It was a momentous day for the Schatz Center. Our building grand opening was blessed with warm, sunny weather and an enthusiastic turnout. As I said in my remarks that day, when Charles Chamberlin and I met in my office 22 years ago to plan a promising new solar hydrogen project, neither of us had an inkling that it would lead to our wonderful new lab. But here we are—working with caring, passionate colleagues in a state-of-the-art facility. It’s been a great ride.
Meanwhile in California, there’s more disappointing news in funding for renewable energy research. Already seriously underfunded, research on tomorrow’s energy technologies took a body blow when the dysfunctional California legislature failed to extend the public goods charge. That charge is a very modest ($1-2/month) surtax that has been added to utility bills to fund the Public Interest Energy Research (PIER) program. PIER has sponsored a number of research programs through the California Energy Commission, including some at SERC, many specifically aimed at renewable energy. Now the public goods charge will expire at year’s end and prospects for its revival are murky, at best. If you’re concerned about building a sustainable energy future, please contact your legislators and encourage them to work to extend this valuable program.

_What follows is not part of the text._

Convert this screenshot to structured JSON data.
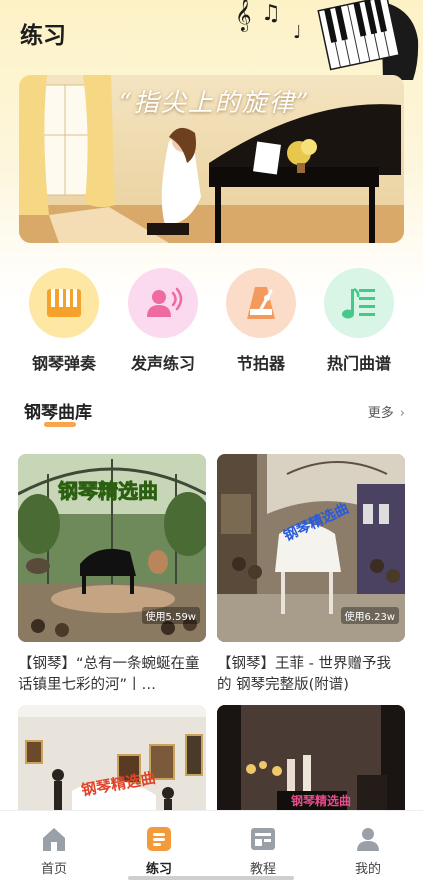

We’re enjoying an unusually warm and sunny early fall here on the north coast. I hope all of you get some similarly good weather before the days get short and cold.